A balance between different experiences of occupations in everyday life is important for well-being. The study aim was to describe hassles and uplifts in everyday occupations among women on long-term sick-leave due to stress-related disorders. The sample consisted of 77 women and experiences were collected by the THU-5 instrument. The statements were analysed using quantitative content analysis. Data were categorized into three domains of hassles concerning oneself, doings, and social and physical context. The same domains occurred among the uplifts. Hassles were mostly generated by disturbing people around the women and by their limited body functions. The women were uplifted by supportive social relationships and by performing relaxing and calming occupations. The study illuminates the strong need for social support among women on sick-leave, as well as their low level of energy, which was an obvious obstacle for performing occupations. It is suggested that, in order to increase well-being in the target group, the occupational therapist should meet their need for occupations that match their current level of energy. The challenge for the client is to avoid remaining in a pattern of low-demand occupations without exceeding her/his capacity and returning to an unhealthy pattern of occupations.

Details

Authors
Organisations
Research areas and keywords

Subject classification (UKÄ) – MANDATORY

  • Occupational Therapy

Keywords

  • occupational therapy, occupational balance, quantitative content, analysis, social support
Original languageEnglish
Pages (from-to)239-248
JournalScandinavian Journal of Occupational Therapy
Volume19
Issue number3
Publication statusPublished - 2012
Publication categoryResearch
Peer-reviewedYes

Bibliographic note

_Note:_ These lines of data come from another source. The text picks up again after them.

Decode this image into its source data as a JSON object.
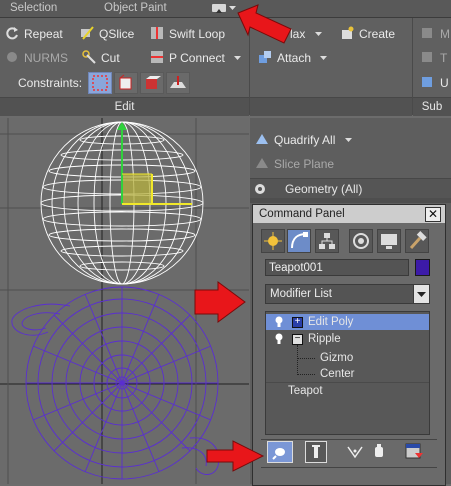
{
  "tabs": {
    "selection": "Selection",
    "object_paint": "Object Paint"
  },
  "ribbon": {
    "repeat": "Repeat",
    "qslice": "QSlice",
    "swift_loop": "Swift Loop",
    "nurms": "NURMS",
    "cut": "Cut",
    "p_connect": "P Connect",
    "constraints": "Constraints:",
    "edit_group": "Edit",
    "relax": "lax",
    "create": "Create",
    "attach": "Attach",
    "partial_m": "M",
    "partial_t": "T",
    "partial_u": "U",
    "sub_group": "Sub",
    "quadrify_all": "Quadrify All",
    "slice_plane": "Slice Plane",
    "geometry_all": "Geometry (All)"
  },
  "command_panel": {
    "title": "Command Panel",
    "object_name": "Teapot001",
    "modifier_list": "Modifier List",
    "stack": {
      "edit_poly": "Edit Poly",
      "ripple": "Ripple",
      "gizmo": "Gizmo",
      "center": "Center",
      "teapot": "Teapot"
    }
  },
  "colors": {
    "object_color": "#3c1aa8",
    "arrow_red": "#e8161a",
    "selected_row": "#6f8fd6",
    "wire_white": "#ffffff",
    "wire_purple": "#5a2fd0"
  }
}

The information about affiliations in this record was updated in December 2015. The record was previously connected to the following departments: Division of Occupational Therapy (Closed 2012) (013025000)